[Items from a data source]
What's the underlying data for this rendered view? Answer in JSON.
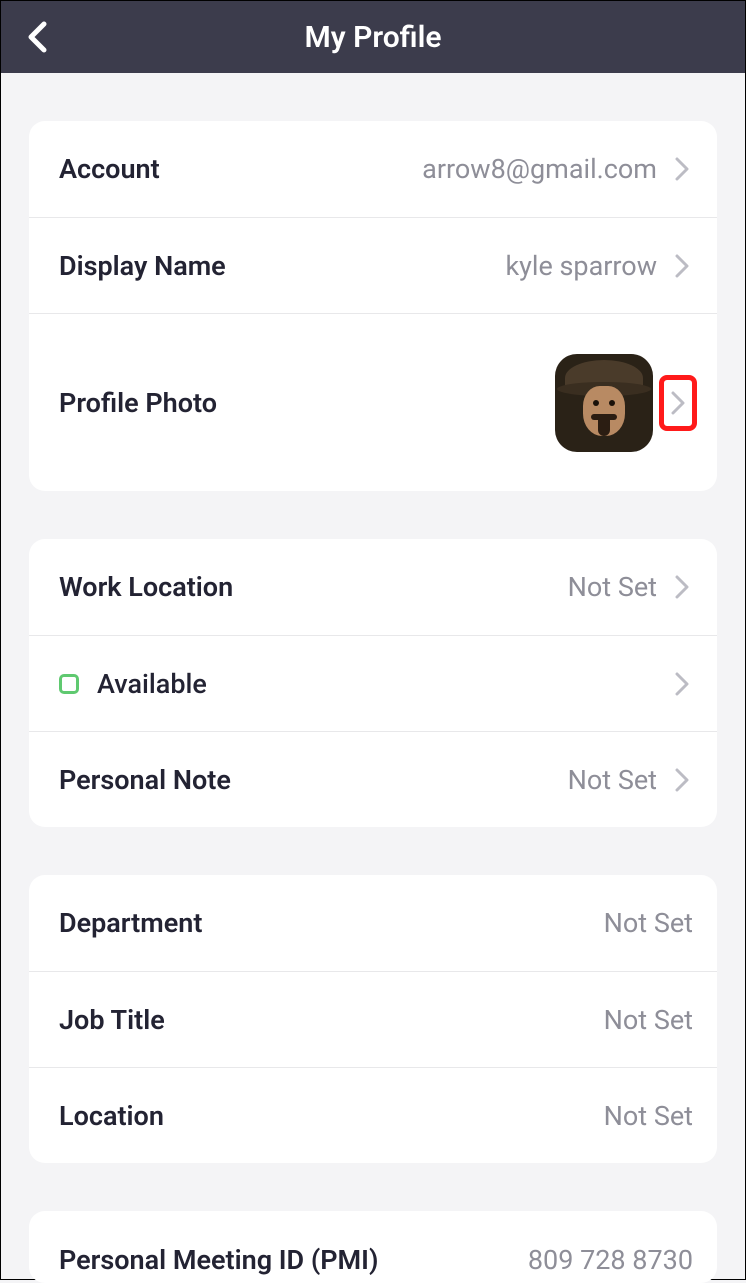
{
  "header": {
    "title": "My Profile"
  },
  "section1": {
    "account": {
      "label": "Account",
      "value": "arrow8@gmail.com"
    },
    "displayName": {
      "label": "Display Name",
      "value": "kyle sparrow"
    },
    "profilePhoto": {
      "label": "Profile Photo"
    }
  },
  "section2": {
    "workLocation": {
      "label": "Work Location",
      "value": "Not Set"
    },
    "status": {
      "label": "Available"
    },
    "personalNote": {
      "label": "Personal Note",
      "value": "Not Set"
    }
  },
  "section3": {
    "department": {
      "label": "Department",
      "value": "Not Set"
    },
    "jobTitle": {
      "label": "Job Title",
      "value": "Not Set"
    },
    "location": {
      "label": "Location",
      "value": "Not Set"
    }
  },
  "section4": {
    "pmi": {
      "label": "Personal Meeting ID (PMI)",
      "value": "809 728 8730"
    }
  }
}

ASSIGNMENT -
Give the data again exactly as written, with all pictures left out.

RESULT BELOW -
What's the underlying data for this rendered view? Answer in JSON.
{
  "header": {
    "title": "My Profile"
  },
  "section1": {
    "account": {
      "label": "Account",
      "value": "arrow8@gmail.com"
    },
    "displayName": {
      "label": "Display Name",
      "value": "kyle sparrow"
    },
    "profilePhoto": {
      "label": "Profile Photo"
    }
  },
  "section2": {
    "workLocation": {
      "label": "Work Location",
      "value": "Not Set"
    },
    "status": {
      "label": "Available"
    },
    "personalNote": {
      "label": "Personal Note",
      "value": "Not Set"
    }
  },
  "section3": {
    "department": {
      "label": "Department",
      "value": "Not Set"
    },
    "jobTitle": {
      "label": "Job Title",
      "value": "Not Set"
    },
    "location": {
      "label": "Location",
      "value": "Not Set"
    }
  },
  "section4": {
    "pmi": {
      "label": "Personal Meeting ID (PMI)",
      "value": "809 728 8730"
    }
  }
}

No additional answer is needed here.